Instead Ubisoft had a pre-programmed answer: "We've listened to feedback, and our plan now is to..." It's frustrating, certainly, but it's pretty crucial for them that they not mea culpa, and that no swords are fallen on. Sure, it would be brilliant if things didn't work this way, but hey, capitalism, eh?

So why now? Well, they're not going to say. So we can take guesses, and we'd be pretty silly if those guesses didn't focus on money. Always-on DRM had, from any perspective we can see, been a failure. With Ubisoft calling the claim that it had reduced piracy "unfortunate", and pirated versions of the game running just fine without an internet connection, its immediate purpose doesn't seem to have worked out at all. Then rather more massively significantly, it's proven to be disastrous for legitimate customers. With server downtime through accidents, malicious attacks, and even days of scheduled downtime due to a server house migration, it clearly demonstrated that it was a deeply flawed system for managing game access. People who paid for the single-player offline games could not play them. People who had downloaded them without paying could. That's exactly the opposite of the intended goal.

At a certain point, this failure had to be having a financial effect. The volumes of gamers who were now not going to buy Ubisoft products because of the DRM had to be making a difference. And perhaps most of all, the company's reputation amongst PC gamers was absolute mud. While we would have liked to see other gaming sites doing an awful lot more in the fight against this treatment, there was no doubt that the DRM was widely derided by the press (beyond a few apologists), and the sentiment was shared by readers. With PC releases receiving frequent and unexplained 11th hour delays, and in some cases porting issues when they were finally released, the PC gaming community received a message from Ubisoft, no matter how much it was or wasn't intended: We think you're pirating scum, and you are our last priority.

When a platform makes up around 10% of your revenue (in a field also containing Xbox, PS3, Wii, 3DS, DSi, and mobile), that's not a great position to be in. And Ubi had two choices - abandon PC as a lost cause and lose 10% of their revenue, or try to fix it.
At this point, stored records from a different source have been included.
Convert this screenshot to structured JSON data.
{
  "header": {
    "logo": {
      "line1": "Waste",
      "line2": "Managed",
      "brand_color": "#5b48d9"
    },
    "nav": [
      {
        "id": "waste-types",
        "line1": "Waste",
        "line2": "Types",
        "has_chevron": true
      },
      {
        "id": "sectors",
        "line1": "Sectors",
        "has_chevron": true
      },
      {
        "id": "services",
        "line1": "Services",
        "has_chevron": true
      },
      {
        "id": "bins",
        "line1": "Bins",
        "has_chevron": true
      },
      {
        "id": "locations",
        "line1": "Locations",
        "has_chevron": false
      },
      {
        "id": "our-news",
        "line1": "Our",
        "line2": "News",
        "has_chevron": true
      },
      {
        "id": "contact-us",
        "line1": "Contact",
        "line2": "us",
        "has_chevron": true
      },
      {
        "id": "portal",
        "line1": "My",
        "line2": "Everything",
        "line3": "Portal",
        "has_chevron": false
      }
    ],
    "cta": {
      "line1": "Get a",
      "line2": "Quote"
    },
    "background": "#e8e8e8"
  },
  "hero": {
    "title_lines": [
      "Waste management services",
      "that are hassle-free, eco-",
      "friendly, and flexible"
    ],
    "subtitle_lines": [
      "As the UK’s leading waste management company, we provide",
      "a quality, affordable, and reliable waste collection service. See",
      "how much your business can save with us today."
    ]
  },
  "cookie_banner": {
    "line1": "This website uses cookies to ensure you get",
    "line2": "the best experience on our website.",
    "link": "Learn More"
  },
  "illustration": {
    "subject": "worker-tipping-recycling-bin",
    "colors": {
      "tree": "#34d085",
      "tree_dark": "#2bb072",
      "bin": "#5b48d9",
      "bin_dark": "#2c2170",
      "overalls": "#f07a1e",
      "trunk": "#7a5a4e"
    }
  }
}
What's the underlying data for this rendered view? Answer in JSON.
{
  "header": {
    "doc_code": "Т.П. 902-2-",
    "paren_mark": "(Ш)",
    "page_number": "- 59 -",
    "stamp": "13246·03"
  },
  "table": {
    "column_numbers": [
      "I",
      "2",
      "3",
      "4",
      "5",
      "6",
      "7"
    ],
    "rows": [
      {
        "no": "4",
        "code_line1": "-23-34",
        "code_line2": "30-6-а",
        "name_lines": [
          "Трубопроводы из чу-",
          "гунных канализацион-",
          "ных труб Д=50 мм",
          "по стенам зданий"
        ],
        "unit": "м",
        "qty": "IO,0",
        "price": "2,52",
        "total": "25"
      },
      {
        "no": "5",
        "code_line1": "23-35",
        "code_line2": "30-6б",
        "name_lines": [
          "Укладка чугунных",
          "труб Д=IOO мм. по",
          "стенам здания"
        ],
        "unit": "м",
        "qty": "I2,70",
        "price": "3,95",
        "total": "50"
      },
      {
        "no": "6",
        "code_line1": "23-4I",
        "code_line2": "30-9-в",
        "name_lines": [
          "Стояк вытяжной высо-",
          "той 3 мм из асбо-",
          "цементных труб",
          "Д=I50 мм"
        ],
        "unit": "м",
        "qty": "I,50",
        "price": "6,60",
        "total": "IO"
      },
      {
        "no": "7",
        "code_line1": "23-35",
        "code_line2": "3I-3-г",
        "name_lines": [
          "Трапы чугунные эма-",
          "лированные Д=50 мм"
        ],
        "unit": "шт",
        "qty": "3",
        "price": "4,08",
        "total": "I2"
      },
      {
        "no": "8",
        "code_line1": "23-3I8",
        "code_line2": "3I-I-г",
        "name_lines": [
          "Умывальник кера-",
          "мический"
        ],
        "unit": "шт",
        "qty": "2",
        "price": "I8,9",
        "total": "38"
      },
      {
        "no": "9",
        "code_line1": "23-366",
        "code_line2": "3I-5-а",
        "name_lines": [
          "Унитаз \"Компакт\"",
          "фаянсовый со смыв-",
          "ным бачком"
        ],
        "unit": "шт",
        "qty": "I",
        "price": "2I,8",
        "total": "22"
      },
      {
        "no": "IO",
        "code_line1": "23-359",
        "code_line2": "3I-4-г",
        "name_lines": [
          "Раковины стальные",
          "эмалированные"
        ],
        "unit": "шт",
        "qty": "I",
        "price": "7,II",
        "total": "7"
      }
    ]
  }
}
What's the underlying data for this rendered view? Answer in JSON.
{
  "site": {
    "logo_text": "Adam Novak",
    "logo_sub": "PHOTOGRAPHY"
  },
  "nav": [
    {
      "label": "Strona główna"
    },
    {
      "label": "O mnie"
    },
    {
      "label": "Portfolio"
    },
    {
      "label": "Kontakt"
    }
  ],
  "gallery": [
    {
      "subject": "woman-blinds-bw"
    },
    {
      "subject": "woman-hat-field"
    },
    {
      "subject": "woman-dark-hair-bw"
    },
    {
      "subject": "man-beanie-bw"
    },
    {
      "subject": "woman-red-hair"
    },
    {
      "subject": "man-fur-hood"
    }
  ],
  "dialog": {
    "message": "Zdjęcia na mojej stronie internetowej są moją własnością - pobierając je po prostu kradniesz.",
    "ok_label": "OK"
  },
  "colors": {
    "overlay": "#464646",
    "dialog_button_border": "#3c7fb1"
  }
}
Fixing it makes more sense, right? Especially when the publisher has created a series of initiatives to pursue the free-to-play market, only viable on PCs. With Anno, Silent Hunter and Might & Magic browser games in development, and new IPs like The Mighty Quest For Epic Loot ready for beta, releasing these into a widely hostile environment was possibly not a great plan. And with the current generation of consoles ending their lifespan, and the next gen still not announced, there are uncertain waters. Now is a bad time to be neglecting the steady ship of the PC - the place where there's currently good potential for growth. It was perhaps time to not-quite-say sorry.

We don't know if that's all the case. I suspect it, but I was wrong about something once before, and it could happen again. But who cares how cynical that decision might have been? The end result is that there has been a decision made to stop breaking their games, they're treating legitimate customers with more dignity, and focusing on PC as an important part of their market. It's a win.

Read this next